# PROBLEM:
Please retype the data below line for line and leave out every picture.
── SUPPLIED DATA
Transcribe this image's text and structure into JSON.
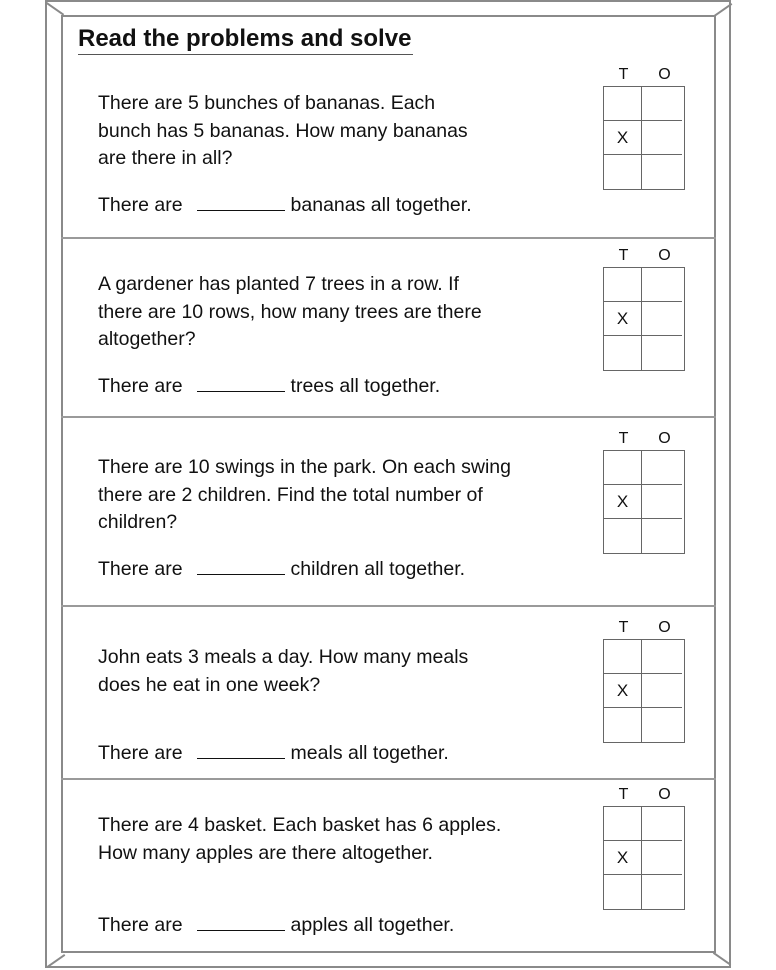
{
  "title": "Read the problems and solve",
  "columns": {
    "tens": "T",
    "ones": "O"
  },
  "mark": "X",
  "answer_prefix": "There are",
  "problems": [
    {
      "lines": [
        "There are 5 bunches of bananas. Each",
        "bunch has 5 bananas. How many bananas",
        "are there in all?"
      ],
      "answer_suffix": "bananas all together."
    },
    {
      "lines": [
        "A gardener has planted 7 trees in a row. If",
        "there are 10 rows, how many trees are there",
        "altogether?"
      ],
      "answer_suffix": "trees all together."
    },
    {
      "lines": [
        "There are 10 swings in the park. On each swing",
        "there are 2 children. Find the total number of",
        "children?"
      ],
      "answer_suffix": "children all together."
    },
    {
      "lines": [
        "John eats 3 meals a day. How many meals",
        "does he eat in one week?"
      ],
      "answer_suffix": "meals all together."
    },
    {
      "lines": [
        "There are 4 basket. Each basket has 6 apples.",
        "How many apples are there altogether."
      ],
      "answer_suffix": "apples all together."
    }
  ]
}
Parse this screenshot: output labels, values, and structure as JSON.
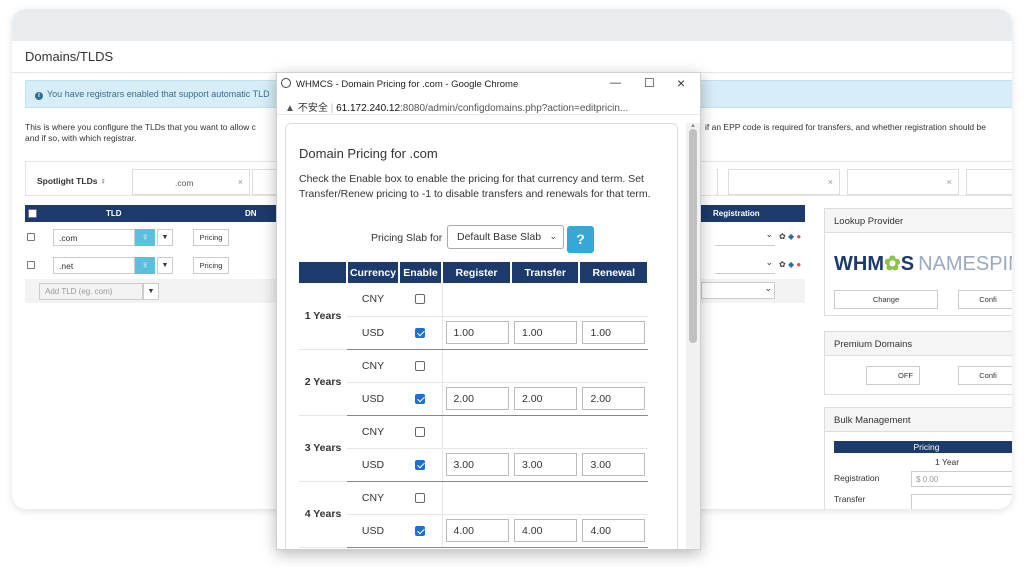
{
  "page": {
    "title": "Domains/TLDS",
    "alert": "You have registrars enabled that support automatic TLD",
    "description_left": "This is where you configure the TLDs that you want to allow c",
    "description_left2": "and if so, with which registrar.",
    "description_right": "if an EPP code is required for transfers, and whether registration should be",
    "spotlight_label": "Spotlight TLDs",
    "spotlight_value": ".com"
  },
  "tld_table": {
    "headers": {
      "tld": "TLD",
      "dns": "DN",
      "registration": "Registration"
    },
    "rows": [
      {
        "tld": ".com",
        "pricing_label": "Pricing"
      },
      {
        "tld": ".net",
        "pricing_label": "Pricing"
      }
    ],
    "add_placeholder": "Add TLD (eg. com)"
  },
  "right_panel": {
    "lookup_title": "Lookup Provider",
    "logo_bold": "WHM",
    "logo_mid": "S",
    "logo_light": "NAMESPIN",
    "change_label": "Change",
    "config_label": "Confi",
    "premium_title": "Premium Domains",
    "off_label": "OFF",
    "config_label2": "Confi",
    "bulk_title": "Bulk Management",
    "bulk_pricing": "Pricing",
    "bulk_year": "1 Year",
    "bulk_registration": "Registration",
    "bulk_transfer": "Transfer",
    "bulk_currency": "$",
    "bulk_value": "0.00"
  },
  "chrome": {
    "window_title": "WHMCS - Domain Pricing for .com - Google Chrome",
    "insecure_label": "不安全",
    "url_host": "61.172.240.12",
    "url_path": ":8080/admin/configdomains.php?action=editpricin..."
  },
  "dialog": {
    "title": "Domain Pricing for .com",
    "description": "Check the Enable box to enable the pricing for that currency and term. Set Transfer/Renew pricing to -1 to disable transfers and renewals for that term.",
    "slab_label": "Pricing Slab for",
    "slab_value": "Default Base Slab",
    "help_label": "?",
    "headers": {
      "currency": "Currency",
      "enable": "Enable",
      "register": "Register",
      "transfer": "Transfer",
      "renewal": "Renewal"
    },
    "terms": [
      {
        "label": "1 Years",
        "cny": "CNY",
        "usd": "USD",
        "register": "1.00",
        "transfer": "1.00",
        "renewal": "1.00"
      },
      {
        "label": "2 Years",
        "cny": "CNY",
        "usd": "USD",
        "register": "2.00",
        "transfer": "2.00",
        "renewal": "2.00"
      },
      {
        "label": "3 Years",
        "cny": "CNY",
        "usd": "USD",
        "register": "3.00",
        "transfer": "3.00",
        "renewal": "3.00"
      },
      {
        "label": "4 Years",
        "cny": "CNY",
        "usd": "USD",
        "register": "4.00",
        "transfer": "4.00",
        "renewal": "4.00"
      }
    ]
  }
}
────
# EXERCISE ANSWER:
Transcribe this image's text and structure into JSON.
{
  "title": "Read the problems and solve",
  "columns": {
    "tens": "T",
    "ones": "O"
  },
  "mark": "X",
  "answer_prefix": "There are",
  "problems": [
    {
      "lines": [
        "There are 5 bunches of bananas. Each",
        "bunch has 5 bananas. How many bananas",
        "are there in all?"
      ],
      "answer_suffix": "bananas all together."
    },
    {
      "lines": [
        "A gardener has planted 7 trees in a row. If",
        "there are 10 rows, how many trees are there",
        "altogether?"
      ],
      "answer_suffix": "trees all together."
    },
    {
      "lines": [
        "There are 10 swings in the park. On each swing",
        "there are 2 children. Find the total number of",
        "children?"
      ],
      "answer_suffix": "children all together."
    },
    {
      "lines": [
        "John eats 3 meals a day. How many meals",
        "does he eat in one week?"
      ],
      "answer_suffix": "meals all together."
    },
    {
      "lines": [
        "There are 4 basket. Each basket has 6 apples.",
        "How many apples are there altogether."
      ],
      "answer_suffix": "apples all together."
    }
  ]
}
Parse this screenshot: output labels, values, and structure as JSON.
{
  "page": {
    "title": "Domains/TLDS",
    "alert": "You have registrars enabled that support automatic TLD",
    "description_left": "This is where you configure the TLDs that you want to allow c",
    "description_left2": "and if so, with which registrar.",
    "description_right": "if an EPP code is required for transfers, and whether registration should be",
    "spotlight_label": "Spotlight TLDs",
    "spotlight_value": ".com"
  },
  "tld_table": {
    "headers": {
      "tld": "TLD",
      "dns": "DN",
      "registration": "Registration"
    },
    "rows": [
      {
        "tld": ".com",
        "pricing_label": "Pricing"
      },
      {
        "tld": ".net",
        "pricing_label": "Pricing"
      }
    ],
    "add_placeholder": "Add TLD (eg. com)"
  },
  "right_panel": {
    "lookup_title": "Lookup Provider",
    "logo_bold": "WHM",
    "logo_mid": "S",
    "logo_light": "NAMESPIN",
    "change_label": "Change",
    "config_label": "Confi",
    "premium_title": "Premium Domains",
    "off_label": "OFF",
    "config_label2": "Confi",
    "bulk_title": "Bulk Management",
    "bulk_pricing": "Pricing",
    "bulk_year": "1 Year",
    "bulk_registration": "Registration",
    "bulk_transfer": "Transfer",
    "bulk_currency": "$",
    "bulk_value": "0.00"
  },
  "chrome": {
    "window_title": "WHMCS - Domain Pricing for .com - Google Chrome",
    "insecure_label": "不安全",
    "url_host": "61.172.240.12",
    "url_path": ":8080/admin/configdomains.php?action=editpricin..."
  },
  "dialog": {
    "title": "Domain Pricing for .com",
    "description": "Check the Enable box to enable the pricing for that currency and term. Set Transfer/Renew pricing to -1 to disable transfers and renewals for that term.",
    "slab_label": "Pricing Slab for",
    "slab_value": "Default Base Slab",
    "help_label": "?",
    "headers": {
      "currency": "Currency",
      "enable": "Enable",
      "register": "Register",
      "transfer": "Transfer",
      "renewal": "Renewal"
    },
    "terms": [
      {
        "label": "1 Years",
        "cny": "CNY",
        "usd": "USD",
        "register": "1.00",
        "transfer": "1.00",
        "renewal": "1.00"
      },
      {
        "label": "2 Years",
        "cny": "CNY",
        "usd": "USD",
        "register": "2.00",
        "transfer": "2.00",
        "renewal": "2.00"
      },
      {
        "label": "3 Years",
        "cny": "CNY",
        "usd": "USD",
        "register": "3.00",
        "transfer": "3.00",
        "renewal": "3.00"
      },
      {
        "label": "4 Years",
        "cny": "CNY",
        "usd": "USD",
        "register": "4.00",
        "transfer": "4.00",
        "renewal": "4.00"
      }
    ]
  }
}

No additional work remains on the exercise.